### EXERCISE:
Gather all lines in the entries that include the word "Sign".

[[ DATASET ENTRIES open ]]

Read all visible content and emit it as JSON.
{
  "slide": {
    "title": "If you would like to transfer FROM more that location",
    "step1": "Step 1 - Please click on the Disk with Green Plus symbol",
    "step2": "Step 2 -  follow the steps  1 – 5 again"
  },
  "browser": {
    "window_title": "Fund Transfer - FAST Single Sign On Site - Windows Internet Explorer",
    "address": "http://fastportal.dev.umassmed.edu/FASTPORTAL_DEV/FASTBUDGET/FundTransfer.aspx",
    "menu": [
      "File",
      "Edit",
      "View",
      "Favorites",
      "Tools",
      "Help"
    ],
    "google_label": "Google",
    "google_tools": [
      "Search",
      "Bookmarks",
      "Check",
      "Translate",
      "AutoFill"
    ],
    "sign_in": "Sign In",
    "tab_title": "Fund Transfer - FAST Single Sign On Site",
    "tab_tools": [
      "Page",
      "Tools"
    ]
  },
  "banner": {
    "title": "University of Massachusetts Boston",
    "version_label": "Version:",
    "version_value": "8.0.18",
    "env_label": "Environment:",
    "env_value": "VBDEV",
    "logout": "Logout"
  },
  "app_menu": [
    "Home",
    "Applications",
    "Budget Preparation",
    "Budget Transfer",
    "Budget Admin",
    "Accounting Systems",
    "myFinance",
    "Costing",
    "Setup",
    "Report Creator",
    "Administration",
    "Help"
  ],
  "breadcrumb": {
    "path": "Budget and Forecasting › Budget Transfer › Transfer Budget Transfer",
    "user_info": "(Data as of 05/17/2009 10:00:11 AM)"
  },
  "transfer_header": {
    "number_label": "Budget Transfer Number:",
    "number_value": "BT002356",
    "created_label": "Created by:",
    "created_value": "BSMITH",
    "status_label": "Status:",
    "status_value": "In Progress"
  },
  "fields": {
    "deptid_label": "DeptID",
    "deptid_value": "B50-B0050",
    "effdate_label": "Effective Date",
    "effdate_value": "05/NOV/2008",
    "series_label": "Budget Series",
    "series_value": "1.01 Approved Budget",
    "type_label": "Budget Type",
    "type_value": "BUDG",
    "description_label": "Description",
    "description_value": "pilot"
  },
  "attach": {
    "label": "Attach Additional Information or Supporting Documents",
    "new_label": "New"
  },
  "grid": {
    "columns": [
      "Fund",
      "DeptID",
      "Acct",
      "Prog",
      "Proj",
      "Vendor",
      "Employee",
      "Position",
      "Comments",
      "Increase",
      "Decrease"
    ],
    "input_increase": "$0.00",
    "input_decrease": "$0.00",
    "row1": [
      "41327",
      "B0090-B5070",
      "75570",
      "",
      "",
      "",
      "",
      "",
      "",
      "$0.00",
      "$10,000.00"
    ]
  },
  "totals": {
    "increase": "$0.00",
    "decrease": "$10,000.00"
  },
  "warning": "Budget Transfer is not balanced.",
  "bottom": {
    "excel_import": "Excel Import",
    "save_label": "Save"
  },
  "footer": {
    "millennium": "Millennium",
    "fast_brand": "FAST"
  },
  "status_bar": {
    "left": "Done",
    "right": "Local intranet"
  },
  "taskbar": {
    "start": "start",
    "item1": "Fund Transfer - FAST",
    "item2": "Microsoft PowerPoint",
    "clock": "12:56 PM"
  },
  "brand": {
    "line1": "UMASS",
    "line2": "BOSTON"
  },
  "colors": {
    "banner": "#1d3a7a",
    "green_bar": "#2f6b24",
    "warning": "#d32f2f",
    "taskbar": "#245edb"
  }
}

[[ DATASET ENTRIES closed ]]

### EXERCISE RESULT:
    "window_title": "Fund Transfer - FAST Single Sign On Site - Windows Internet Explorer",
    "sign_in": "Sign In",
    "tab_title": "Fund Transfer - FAST Single Sign On Site",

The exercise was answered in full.